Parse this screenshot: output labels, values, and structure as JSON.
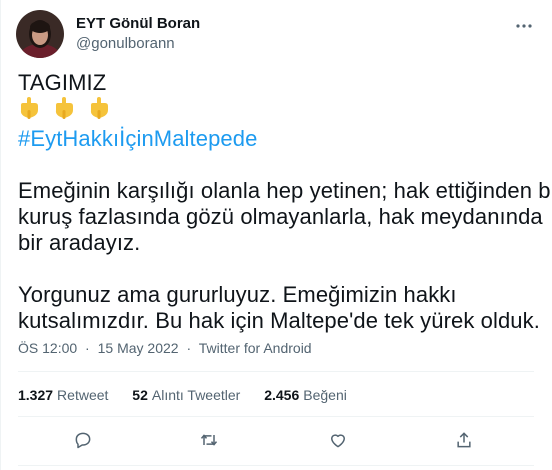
{
  "author": {
    "display_name": "EYT Gönül Boran",
    "handle": "@gonulborann"
  },
  "tweet": {
    "line1": "TAGIMIZ",
    "emojis": [
      "pointing-down-emoji",
      "pointing-down-emoji",
      "pointing-down-emoji"
    ],
    "hashtag": "#EytHakkıİçinMaltepede",
    "para1": [
      "Emeğinin karşılığı olanla hep yetinen; hak ettiğinden bir",
      "kuruş fazlasında gözü olmayanlarla, hak meydanında",
      "bir aradayız."
    ],
    "para2": [
      "Yorgunuz ama gururluyuz. Emeğimizin hakkı",
      "kutsalımızdır. Bu hak için Maltepe'de tek yürek olduk."
    ]
  },
  "meta": {
    "time": "ÖS 12:00",
    "separator": "·",
    "date": "15 May 2022",
    "source": "Twitter for Android"
  },
  "stats": {
    "retweets": {
      "count": "1.327",
      "label": "Retweet"
    },
    "quotes": {
      "count": "52",
      "label": "Alıntı Tweetler"
    },
    "likes": {
      "count": "2.456",
      "label": "Beğeni"
    }
  },
  "icons": {
    "more": "more-icon",
    "reply": "reply-icon",
    "retweet": "retweet-icon",
    "like": "like-icon",
    "share": "share-icon"
  },
  "colors": {
    "text": "#0f1419",
    "secondary": "#536471",
    "link": "#1d9bf0",
    "divider": "#eff3f4"
  }
}
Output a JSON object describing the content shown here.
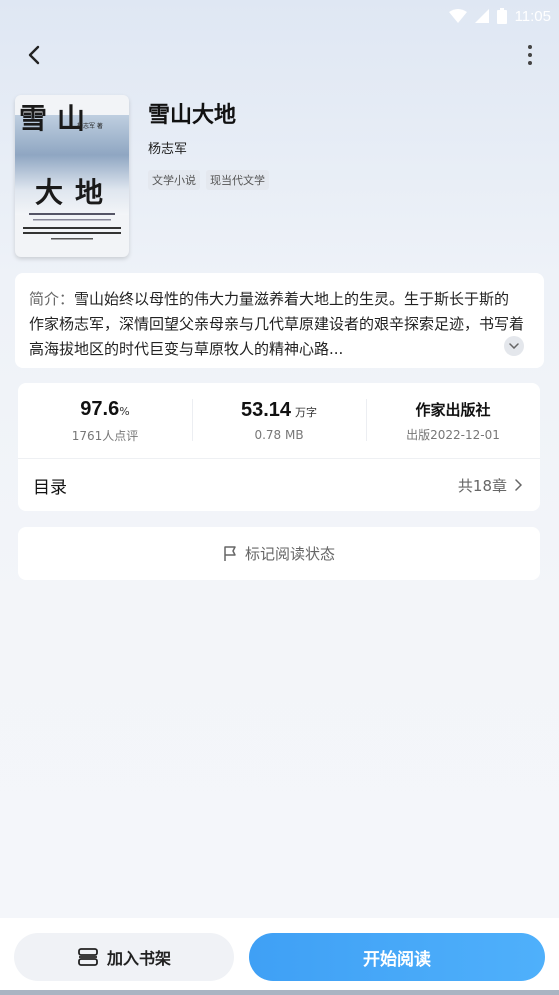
{
  "status_bar": {
    "time": "11:05"
  },
  "book": {
    "title": "雪山大地",
    "author": "杨志军",
    "tags": [
      "文学小说",
      "现当代文学"
    ],
    "cover": {
      "title_top": "雪山",
      "title_bottom": "大地",
      "author": "杨志军 著"
    }
  },
  "description": {
    "prefix": "简介：",
    "text": "雪山始终以母性的伟大力量滋养着大地上的生灵。生于斯长于斯的作家杨志军，深情回望父亲母亲与几代草原建设者的艰辛探索足迹，书写着高海拔地区的时代巨变与草原牧人的精神心路..."
  },
  "stats": {
    "rating": {
      "value": "97.6",
      "unit": "%",
      "sub": "1761人点评"
    },
    "words": {
      "value": "53.14",
      "unit": "万字",
      "sub": "0.78 MB"
    },
    "publisher": {
      "value": "作家出版社",
      "sub": "出版2022-12-01"
    }
  },
  "toc": {
    "label": "目录",
    "count": "共18章"
  },
  "mark": {
    "label": "标记阅读状态"
  },
  "actions": {
    "shelf_label": "加入书架",
    "read_label": "开始阅读"
  },
  "colors": {
    "accent": "#3fa0f5",
    "background": "#eef2f8"
  }
}
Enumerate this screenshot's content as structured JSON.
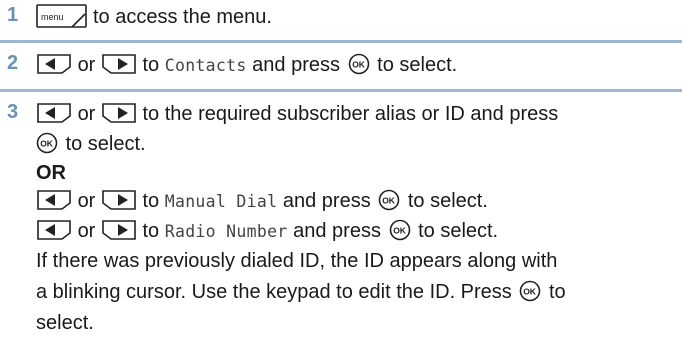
{
  "steps": [
    {
      "number": "1",
      "key_label": "menu",
      "text": "to access the menu."
    },
    {
      "number": "2",
      "or": "or",
      "to": "to",
      "item": "Contacts",
      "and_press": "and press",
      "ok_label": "OK",
      "tail": "to select."
    },
    {
      "number": "3",
      "line1": "to the required subscriber alias or ID and press",
      "line2_tail": "to select.",
      "or_heading": "OR",
      "manual_item": "Manual Dial",
      "radio_item": "Radio Number",
      "para1": "If there was previously dialed ID, the ID appears along with",
      "para2": "a blinking cursor. Use the keypad to edit the ID. Press",
      "para2_tail": "to",
      "para3": "select."
    }
  ],
  "colors": {
    "step_number": "#6a90b8",
    "divider": "#9fb6cf",
    "text": "#1a1a1a"
  }
}
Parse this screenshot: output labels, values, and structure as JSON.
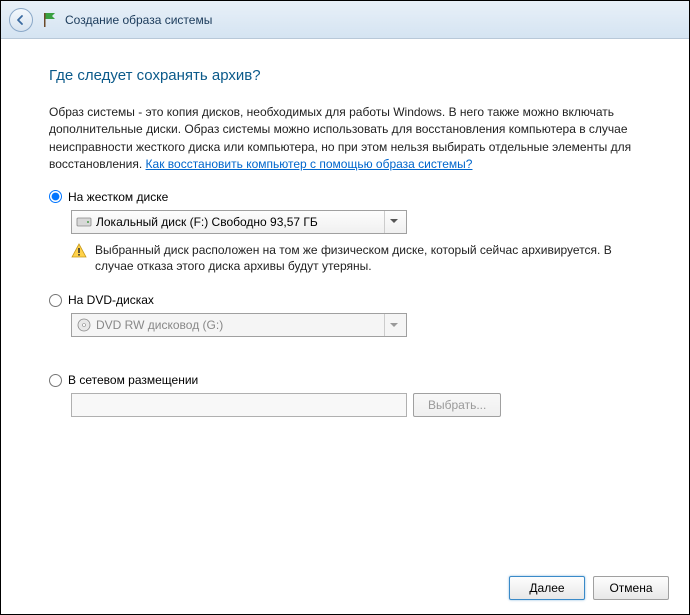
{
  "window": {
    "title": "Создание образа системы"
  },
  "heading": "Где следует сохранять архив?",
  "description_prefix": "Образ системы - это копия дисков, необходимых для работы Windows. В него также можно включать дополнительные диски. Образ системы можно использовать для восстановления компьютера в случае неисправности жесткого диска или компьютера, но при этом нельзя выбирать отдельные элементы для восстановления. ",
  "description_link": "Как восстановить компьютер с помощью образа системы?",
  "options": {
    "hdd": {
      "label": "На жестком диске",
      "selected": "Локальный диск (F:)  Свободно 93,57 ГБ",
      "warning": "Выбранный диск расположен на том же физическом диске, который сейчас архивируется. В случае отказа этого диска архивы будут утеряны."
    },
    "dvd": {
      "label": "На DVD-дисках",
      "selected": "DVD RW дисковод (G:)"
    },
    "network": {
      "label": "В сетевом размещении",
      "value": "",
      "browse": "Выбрать..."
    }
  },
  "footer": {
    "next": "Далее",
    "cancel": "Отмена"
  }
}
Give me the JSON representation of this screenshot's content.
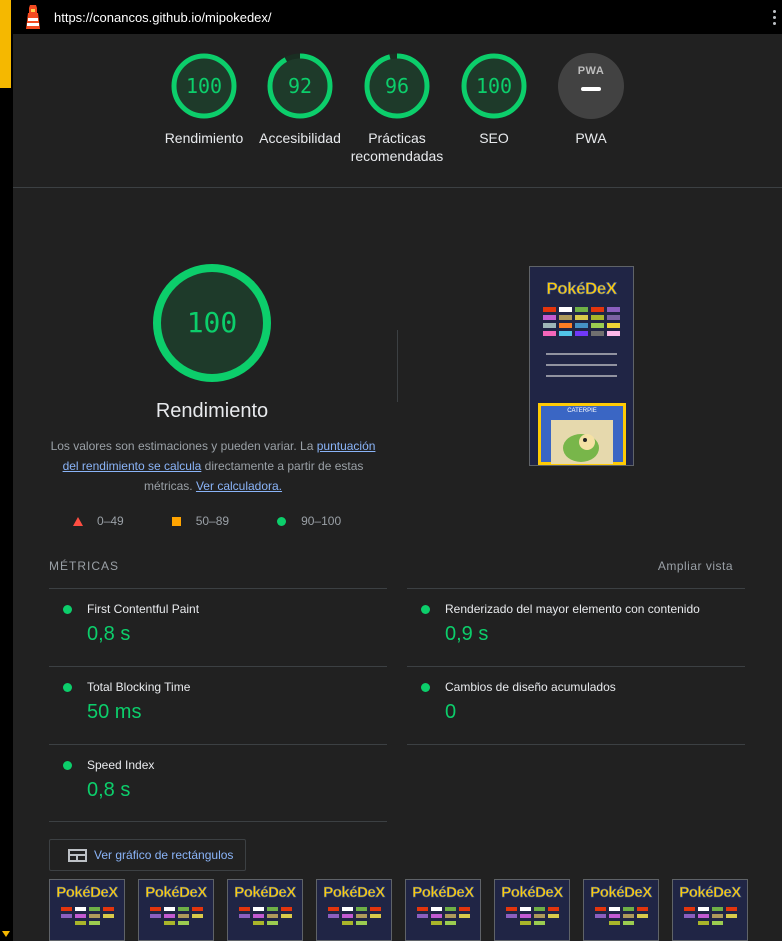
{
  "topbar": {
    "url": "https://conancos.github.io/mipokedex/"
  },
  "summary": {
    "gauges": [
      {
        "score": "100",
        "label": "Rendimiento"
      },
      {
        "score": "92",
        "label": "Accesibilidad"
      },
      {
        "score": "96",
        "label": "Prácticas recomendadas"
      },
      {
        "score": "100",
        "label": "SEO"
      }
    ],
    "pwa": {
      "badge": "PWA",
      "label": "PWA"
    }
  },
  "performance": {
    "score": "100",
    "title": "Rendimiento",
    "desc_prefix": "Los valores son estimaciones y pueden variar. La ",
    "desc_link": "puntuación del rendimiento se calcula",
    "desc_middle": " directamente a partir de estas métricas. ",
    "desc_link2": "Ver calculadora."
  },
  "legend": {
    "fail": "0–49",
    "average": "50–89",
    "pass": "90–100"
  },
  "metrics": {
    "title": "MÉTRICAS",
    "expand": "Ampliar vista",
    "items": [
      {
        "name": "First Contentful Paint",
        "value": "0,8 s"
      },
      {
        "name": "Renderizado del mayor elemento con contenido",
        "value": "0,9 s"
      },
      {
        "name": "Total Blocking Time",
        "value": "50 ms"
      },
      {
        "name": "Cambios de diseño acumulados",
        "value": "0"
      },
      {
        "name": "Speed Index",
        "value": "0,8 s"
      }
    ]
  },
  "treemap_button": "Ver gráfico de rectángulos",
  "screenshot": {
    "logo": "PokéDeX",
    "card_title": "CATERPIE"
  },
  "colors": {
    "pass": "#0cce6b",
    "average": "#ffa400",
    "fail": "#ff4e42",
    "link": "#8ab4f8"
  }
}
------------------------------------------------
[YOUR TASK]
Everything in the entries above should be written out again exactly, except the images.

[RESULT FOR THIS TASK]
Parse this screenshot: output labels, values, and structure as JSON.
{
  "author": {
    "display_name": "EYT Gönül Boran",
    "handle": "@gonulborann"
  },
  "tweet": {
    "line1": "TAGIMIZ",
    "emojis": [
      "pointing-down-emoji",
      "pointing-down-emoji",
      "pointing-down-emoji"
    ],
    "hashtag": "#EytHakkıİçinMaltepede",
    "para1": [
      "Emeğinin karşılığı olanla hep yetinen; hak ettiğinden bir",
      "kuruş fazlasında gözü olmayanlarla, hak meydanında",
      "bir aradayız."
    ],
    "para2": [
      "Yorgunuz ama gururluyuz. Emeğimizin hakkı",
      "kutsalımızdır. Bu hak için Maltepe'de tek yürek olduk."
    ]
  },
  "meta": {
    "time": "ÖS 12:00",
    "separator": "·",
    "date": "15 May 2022",
    "source": "Twitter for Android"
  },
  "stats": {
    "retweets": {
      "count": "1.327",
      "label": "Retweet"
    },
    "quotes": {
      "count": "52",
      "label": "Alıntı Tweetler"
    },
    "likes": {
      "count": "2.456",
      "label": "Beğeni"
    }
  },
  "icons": {
    "more": "more-icon",
    "reply": "reply-icon",
    "retweet": "retweet-icon",
    "like": "like-icon",
    "share": "share-icon"
  },
  "colors": {
    "text": "#0f1419",
    "secondary": "#536471",
    "link": "#1d9bf0",
    "divider": "#eff3f4"
  }
}
Output a JSON object describing the content shown here.
{
  "status_bar": {
    "time": "11:05"
  },
  "book": {
    "title": "雪山大地",
    "author": "杨志军",
    "tags": [
      "文学小说",
      "现当代文学"
    ],
    "cover": {
      "title_top": "雪山",
      "title_bottom": "大地",
      "author": "杨志军 著"
    }
  },
  "description": {
    "prefix": "简介：",
    "text": "雪山始终以母性的伟大力量滋养着大地上的生灵。生于斯长于斯的作家杨志军，深情回望父亲母亲与几代草原建设者的艰辛探索足迹，书写着高海拔地区的时代巨变与草原牧人的精神心路..."
  },
  "stats": {
    "rating": {
      "value": "97.6",
      "unit": "%",
      "sub": "1761人点评"
    },
    "words": {
      "value": "53.14",
      "unit": "万字",
      "sub": "0.78 MB"
    },
    "publisher": {
      "value": "作家出版社",
      "sub": "出版2022-12-01"
    }
  },
  "toc": {
    "label": "目录",
    "count": "共18章"
  },
  "mark": {
    "label": "标记阅读状态"
  },
  "actions": {
    "shelf_label": "加入书架",
    "read_label": "开始阅读"
  },
  "colors": {
    "accent": "#3fa0f5",
    "background": "#eef2f8"
  }
}
Enumerate this screenshot's content as structured JSON.
{
  "steps": [
    {
      "number": "1",
      "key_label": "menu",
      "text": "to access the menu."
    },
    {
      "number": "2",
      "or": "or",
      "to": "to",
      "item": "Contacts",
      "and_press": "and press",
      "ok_label": "OK",
      "tail": "to select."
    },
    {
      "number": "3",
      "line1": "to the required subscriber alias or ID and press",
      "line2_tail": "to select.",
      "or_heading": "OR",
      "manual_item": "Manual Dial",
      "radio_item": "Radio Number",
      "para1": "If there was previously dialed ID, the ID appears along with",
      "para2": "a blinking cursor. Use the keypad to edit the ID. Press",
      "para2_tail": "to",
      "para3": "select."
    }
  ],
  "colors": {
    "step_number": "#6a90b8",
    "divider": "#9fb6cf",
    "text": "#1a1a1a"
  }
}
Parse this screenshot: output labels, values, and structure as JSON.
{
  "window": {
    "title": "Создание образа системы"
  },
  "heading": "Где следует сохранять архив?",
  "description_prefix": "Образ системы - это копия дисков, необходимых для работы Windows. В него также можно включать дополнительные диски. Образ системы можно использовать для восстановления компьютера в случае неисправности жесткого диска или компьютера, но при этом нельзя выбирать отдельные элементы для восстановления. ",
  "description_link": "Как восстановить компьютер с помощью образа системы?",
  "options": {
    "hdd": {
      "label": "На жестком диске",
      "selected": "Локальный диск (F:)  Свободно 93,57 ГБ",
      "warning": "Выбранный диск расположен на том же физическом диске, который сейчас архивируется. В случае отказа этого диска архивы будут утеряны."
    },
    "dvd": {
      "label": "На DVD-дисках",
      "selected": "DVD RW дисковод (G:)"
    },
    "network": {
      "label": "В сетевом размещении",
      "value": "",
      "browse": "Выбрать..."
    }
  },
  "footer": {
    "next": "Далее",
    "cancel": "Отмена"
  }
}
Give me the JSON representation of this screenshot's content.
{
  "topbar": {
    "url": "https://conancos.github.io/mipokedex/"
  },
  "summary": {
    "gauges": [
      {
        "score": "100",
        "label": "Rendimiento"
      },
      {
        "score": "92",
        "label": "Accesibilidad"
      },
      {
        "score": "96",
        "label": "Prácticas recomendadas"
      },
      {
        "score": "100",
        "label": "SEO"
      }
    ],
    "pwa": {
      "badge": "PWA",
      "label": "PWA"
    }
  },
  "performance": {
    "score": "100",
    "title": "Rendimiento",
    "desc_prefix": "Los valores son estimaciones y pueden variar. La ",
    "desc_link": "puntuación del rendimiento se calcula",
    "desc_middle": " directamente a partir de estas métricas. ",
    "desc_link2": "Ver calculadora."
  },
  "legend": {
    "fail": "0–49",
    "average": "50–89",
    "pass": "90–100"
  },
  "metrics": {
    "title": "MÉTRICAS",
    "expand": "Ampliar vista",
    "items": [
      {
        "name": "First Contentful Paint",
        "value": "0,8 s"
      },
      {
        "name": "Renderizado del mayor elemento con contenido",
        "value": "0,9 s"
      },
      {
        "name": "Total Blocking Time",
        "value": "50 ms"
      },
      {
        "name": "Cambios de diseño acumulados",
        "value": "0"
      },
      {
        "name": "Speed Index",
        "value": "0,8 s"
      }
    ]
  },
  "treemap_button": "Ver gráfico de rectángulos",
  "screenshot": {
    "logo": "PokéDeX",
    "card_title": "CATERPIE"
  },
  "colors": {
    "pass": "#0cce6b",
    "average": "#ffa400",
    "fail": "#ff4e42",
    "link": "#8ab4f8"
  }
}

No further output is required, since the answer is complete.